◆ **Extracted material**

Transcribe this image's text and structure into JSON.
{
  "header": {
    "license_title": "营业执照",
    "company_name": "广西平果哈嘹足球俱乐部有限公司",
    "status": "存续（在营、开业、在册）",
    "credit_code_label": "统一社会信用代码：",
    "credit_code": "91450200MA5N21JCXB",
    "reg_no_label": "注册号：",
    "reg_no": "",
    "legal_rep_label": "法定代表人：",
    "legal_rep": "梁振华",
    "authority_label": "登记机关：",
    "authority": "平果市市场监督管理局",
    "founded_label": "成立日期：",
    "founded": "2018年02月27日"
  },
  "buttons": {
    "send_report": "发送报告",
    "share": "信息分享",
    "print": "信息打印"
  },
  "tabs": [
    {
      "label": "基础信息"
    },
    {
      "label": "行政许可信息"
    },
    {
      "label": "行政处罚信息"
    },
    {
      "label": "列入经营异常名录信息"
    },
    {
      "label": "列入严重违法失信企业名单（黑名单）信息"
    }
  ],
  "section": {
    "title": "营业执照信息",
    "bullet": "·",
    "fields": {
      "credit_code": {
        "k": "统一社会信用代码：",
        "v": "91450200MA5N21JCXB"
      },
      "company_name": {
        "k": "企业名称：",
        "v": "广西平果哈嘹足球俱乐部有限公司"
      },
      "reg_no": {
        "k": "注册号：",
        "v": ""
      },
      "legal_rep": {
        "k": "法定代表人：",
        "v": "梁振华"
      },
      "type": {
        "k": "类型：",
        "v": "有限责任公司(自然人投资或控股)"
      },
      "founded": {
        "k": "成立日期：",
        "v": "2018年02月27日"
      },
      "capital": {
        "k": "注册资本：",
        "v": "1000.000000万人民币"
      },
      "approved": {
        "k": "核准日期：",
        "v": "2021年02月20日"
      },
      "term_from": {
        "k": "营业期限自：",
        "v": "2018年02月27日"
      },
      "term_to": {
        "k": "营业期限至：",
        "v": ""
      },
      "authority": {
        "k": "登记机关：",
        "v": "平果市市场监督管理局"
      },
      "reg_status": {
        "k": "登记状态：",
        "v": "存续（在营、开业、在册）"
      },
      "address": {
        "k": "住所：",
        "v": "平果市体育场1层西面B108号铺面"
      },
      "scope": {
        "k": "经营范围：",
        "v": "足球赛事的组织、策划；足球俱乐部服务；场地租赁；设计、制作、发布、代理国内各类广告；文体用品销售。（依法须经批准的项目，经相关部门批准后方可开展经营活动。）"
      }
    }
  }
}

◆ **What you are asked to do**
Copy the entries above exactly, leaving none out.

◆ **Solution below**
Transcribe this image's text and structure into JSON.
{
  "header": {
    "license_title": "营业执照",
    "company_name": "广西平果哈嘹足球俱乐部有限公司",
    "status": "存续（在营、开业、在册）",
    "credit_code_label": "统一社会信用代码：",
    "credit_code": "91450200MA5N21JCXB",
    "reg_no_label": "注册号：",
    "reg_no": "",
    "legal_rep_label": "法定代表人：",
    "legal_rep": "梁振华",
    "authority_label": "登记机关：",
    "authority": "平果市市场监督管理局",
    "founded_label": "成立日期：",
    "founded": "2018年02月27日"
  },
  "buttons": {
    "send_report": "发送报告",
    "share": "信息分享",
    "print": "信息打印"
  },
  "tabs": [
    {
      "label": "基础信息"
    },
    {
      "label": "行政许可信息"
    },
    {
      "label": "行政处罚信息"
    },
    {
      "label": "列入经营异常名录信息"
    },
    {
      "label": "列入严重违法失信企业名单（黑名单）信息"
    }
  ],
  "section": {
    "title": "营业执照信息",
    "bullet": "·",
    "fields": {
      "credit_code": {
        "k": "统一社会信用代码：",
        "v": "91450200MA5N21JCXB"
      },
      "company_name": {
        "k": "企业名称：",
        "v": "广西平果哈嘹足球俱乐部有限公司"
      },
      "reg_no": {
        "k": "注册号：",
        "v": ""
      },
      "legal_rep": {
        "k": "法定代表人：",
        "v": "梁振华"
      },
      "type": {
        "k": "类型：",
        "v": "有限责任公司(自然人投资或控股)"
      },
      "founded": {
        "k": "成立日期：",
        "v": "2018年02月27日"
      },
      "capital": {
        "k": "注册资本：",
        "v": "1000.000000万人民币"
      },
      "approved": {
        "k": "核准日期：",
        "v": "2021年02月20日"
      },
      "term_from": {
        "k": "营业期限自：",
        "v": "2018年02月27日"
      },
      "term_to": {
        "k": "营业期限至：",
        "v": ""
      },
      "authority": {
        "k": "登记机关：",
        "v": "平果市市场监督管理局"
      },
      "reg_status": {
        "k": "登记状态：",
        "v": "存续（在营、开业、在册）"
      },
      "address": {
        "k": "住所：",
        "v": "平果市体育场1层西面B108号铺面"
      },
      "scope": {
        "k": "经营范围：",
        "v": "足球赛事的组织、策划；足球俱乐部服务；场地租赁；设计、制作、发布、代理国内各类广告；文体用品销售。（依法须经批准的项目，经相关部门批准后方可开展经营活动。）"
      }
    }
  }
}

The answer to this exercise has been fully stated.